Star Wars: The Force Awakens grossed $936.7 million in the United States and Canada and $1.132 billion in other countries for a worldwide total of $2.068 billion, making it the highest-grossing film of 2015 and the third highest-grossing film of all time. Box Office Mojo estimates that the film sold close to 110 million tickets in the United States and Canada. The Force Awakens earned 8.6% of the total 2015 releases in the United States and Canada, second only to the 8.8% of the box office earned by Titanic in 1997. It was the 24th film in cinematic history to gross $1 billion worldwide, standing as the fastest film to surpass the mark at the time, doing so in 12 days. It was also the third film in history to surpass $2 billion worldwide, doing so on its 53rd day of release. Deadline Hollywood calculated the film's net profit as $780.1 million, accounting for production budgets, marketing, talent participations, and other costs; box office grosses and home media revenues placed it first on their list of 2015's "Most Valuable Blockbusters".
Internationally, the film was released in over 30,000 screens. It opened on December 16, 2015, in 12 international markets and earned $14.1 million on its opening day, debuting at first place in all of them. It expanded in an additional 42 countries on December 17, generating $58.6 million for a two-day international total of $72.7 million, reaching first place in all 44 markets. It grossed a total of $129.5 million in three days after adding $56.8 million on its third day, and set a new midnight record in the United Kingdom with $3.6 million. It broke opening-day records in the United Kingdom ($14.4 million), Germany ($7.1 million), Australia ($6.8 million), Sweden ($1.7 million), Norway ($1.1 million), and in 12 other countries. Other markets which generated large opening days were Spain ($3.5 million) and Japan ($3 million). After the five days, The Force Awakens had a total international opening gross of $281 million from 30,000 screens, a new record for December opening and the third-biggest international opening of all time.
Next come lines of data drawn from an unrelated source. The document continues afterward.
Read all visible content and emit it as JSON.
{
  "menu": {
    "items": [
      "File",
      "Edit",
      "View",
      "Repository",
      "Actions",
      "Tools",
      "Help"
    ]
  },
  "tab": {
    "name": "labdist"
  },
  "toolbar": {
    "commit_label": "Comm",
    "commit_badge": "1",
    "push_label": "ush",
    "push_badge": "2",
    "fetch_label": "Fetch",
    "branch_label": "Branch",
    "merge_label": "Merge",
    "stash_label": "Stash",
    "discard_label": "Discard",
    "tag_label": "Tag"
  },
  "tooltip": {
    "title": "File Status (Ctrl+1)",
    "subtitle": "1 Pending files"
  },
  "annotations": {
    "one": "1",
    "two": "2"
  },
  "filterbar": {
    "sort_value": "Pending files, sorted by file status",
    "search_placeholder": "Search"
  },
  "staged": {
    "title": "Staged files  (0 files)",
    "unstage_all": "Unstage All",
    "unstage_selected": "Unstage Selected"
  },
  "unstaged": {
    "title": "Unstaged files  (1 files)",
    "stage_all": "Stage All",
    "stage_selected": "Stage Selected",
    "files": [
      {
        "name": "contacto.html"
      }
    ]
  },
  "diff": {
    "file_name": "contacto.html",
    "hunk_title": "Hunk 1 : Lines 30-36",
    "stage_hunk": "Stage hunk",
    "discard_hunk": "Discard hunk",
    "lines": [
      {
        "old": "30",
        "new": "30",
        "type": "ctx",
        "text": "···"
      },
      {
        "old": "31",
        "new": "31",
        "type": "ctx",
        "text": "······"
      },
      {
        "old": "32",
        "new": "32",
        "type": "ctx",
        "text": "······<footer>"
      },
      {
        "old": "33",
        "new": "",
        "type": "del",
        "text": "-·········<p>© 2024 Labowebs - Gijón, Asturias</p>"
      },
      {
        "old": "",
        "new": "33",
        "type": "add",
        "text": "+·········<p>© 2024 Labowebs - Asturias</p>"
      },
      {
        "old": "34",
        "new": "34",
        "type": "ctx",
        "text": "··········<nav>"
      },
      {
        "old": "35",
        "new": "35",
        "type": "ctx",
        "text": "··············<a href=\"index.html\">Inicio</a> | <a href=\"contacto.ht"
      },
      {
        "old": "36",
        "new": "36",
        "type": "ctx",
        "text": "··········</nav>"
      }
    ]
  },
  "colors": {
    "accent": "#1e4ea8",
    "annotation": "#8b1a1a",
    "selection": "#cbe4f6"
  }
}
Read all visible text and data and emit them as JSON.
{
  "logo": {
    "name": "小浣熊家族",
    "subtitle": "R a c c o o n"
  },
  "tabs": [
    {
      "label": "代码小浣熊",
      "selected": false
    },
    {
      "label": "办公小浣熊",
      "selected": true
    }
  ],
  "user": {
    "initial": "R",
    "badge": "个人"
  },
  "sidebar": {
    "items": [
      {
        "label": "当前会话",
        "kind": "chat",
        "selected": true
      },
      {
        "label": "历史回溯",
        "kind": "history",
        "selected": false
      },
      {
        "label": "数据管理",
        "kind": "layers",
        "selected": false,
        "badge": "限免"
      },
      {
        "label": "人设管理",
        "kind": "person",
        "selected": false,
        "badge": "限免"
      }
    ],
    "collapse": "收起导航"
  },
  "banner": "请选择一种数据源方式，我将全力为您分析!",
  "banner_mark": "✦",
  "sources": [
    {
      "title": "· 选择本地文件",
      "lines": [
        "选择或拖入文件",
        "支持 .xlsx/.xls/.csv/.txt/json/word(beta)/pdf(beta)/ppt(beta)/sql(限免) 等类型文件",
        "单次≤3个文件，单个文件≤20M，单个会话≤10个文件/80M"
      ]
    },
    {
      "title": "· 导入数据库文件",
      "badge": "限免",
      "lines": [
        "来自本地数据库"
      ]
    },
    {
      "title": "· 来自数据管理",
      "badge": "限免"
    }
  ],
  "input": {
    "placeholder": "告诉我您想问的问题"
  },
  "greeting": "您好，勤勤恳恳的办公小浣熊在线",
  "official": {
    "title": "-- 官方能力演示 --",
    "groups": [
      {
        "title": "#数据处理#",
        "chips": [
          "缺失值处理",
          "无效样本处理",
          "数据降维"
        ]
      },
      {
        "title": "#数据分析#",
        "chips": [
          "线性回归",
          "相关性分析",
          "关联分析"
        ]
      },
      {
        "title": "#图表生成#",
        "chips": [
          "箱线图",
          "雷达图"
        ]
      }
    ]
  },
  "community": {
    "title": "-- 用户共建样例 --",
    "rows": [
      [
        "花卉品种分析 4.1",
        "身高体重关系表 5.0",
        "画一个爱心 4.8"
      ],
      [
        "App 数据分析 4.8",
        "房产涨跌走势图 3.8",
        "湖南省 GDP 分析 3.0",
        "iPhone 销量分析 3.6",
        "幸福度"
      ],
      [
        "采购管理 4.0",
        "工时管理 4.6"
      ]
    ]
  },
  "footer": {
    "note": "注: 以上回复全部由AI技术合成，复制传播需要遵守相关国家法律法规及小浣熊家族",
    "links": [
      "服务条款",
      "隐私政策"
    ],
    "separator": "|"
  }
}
International markets generating opening-weekend tallies of at least $10 million were the United Kingdom ($50.6 million), Germany ($27.5 million), France ($22.5 million), Australia ($19.6 million), Japan ($13.4 million), and Russia ($12.3 million). The film had the biggest opening of all time in 18 countries including the United Kingdom, Germany, Australia, Russia, and Sweden.